- [Work to complete]
State how many lines of the data below hold the string "icon", giving nothing but the number.

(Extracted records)
____________________

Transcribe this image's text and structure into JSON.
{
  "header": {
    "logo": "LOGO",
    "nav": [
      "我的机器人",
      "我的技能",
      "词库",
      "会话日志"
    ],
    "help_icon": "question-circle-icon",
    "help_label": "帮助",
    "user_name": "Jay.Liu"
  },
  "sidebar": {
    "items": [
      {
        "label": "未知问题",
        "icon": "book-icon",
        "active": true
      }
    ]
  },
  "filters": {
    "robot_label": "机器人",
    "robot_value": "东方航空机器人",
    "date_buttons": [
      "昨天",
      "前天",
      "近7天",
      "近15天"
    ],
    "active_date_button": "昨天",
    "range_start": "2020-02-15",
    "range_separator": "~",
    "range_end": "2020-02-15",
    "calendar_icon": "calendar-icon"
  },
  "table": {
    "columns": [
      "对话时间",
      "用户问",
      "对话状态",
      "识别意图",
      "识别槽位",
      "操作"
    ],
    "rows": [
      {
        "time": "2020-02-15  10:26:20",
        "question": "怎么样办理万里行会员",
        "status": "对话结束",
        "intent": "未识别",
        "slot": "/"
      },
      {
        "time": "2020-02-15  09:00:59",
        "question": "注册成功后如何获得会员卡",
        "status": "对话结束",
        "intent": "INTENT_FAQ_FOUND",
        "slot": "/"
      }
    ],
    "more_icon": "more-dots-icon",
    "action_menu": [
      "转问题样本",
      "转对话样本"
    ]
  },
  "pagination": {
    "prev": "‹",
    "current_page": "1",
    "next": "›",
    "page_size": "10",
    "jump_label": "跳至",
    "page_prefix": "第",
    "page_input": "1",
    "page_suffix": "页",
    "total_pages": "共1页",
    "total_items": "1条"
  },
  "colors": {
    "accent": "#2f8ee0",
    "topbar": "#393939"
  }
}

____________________

- [Output of the exercise]
4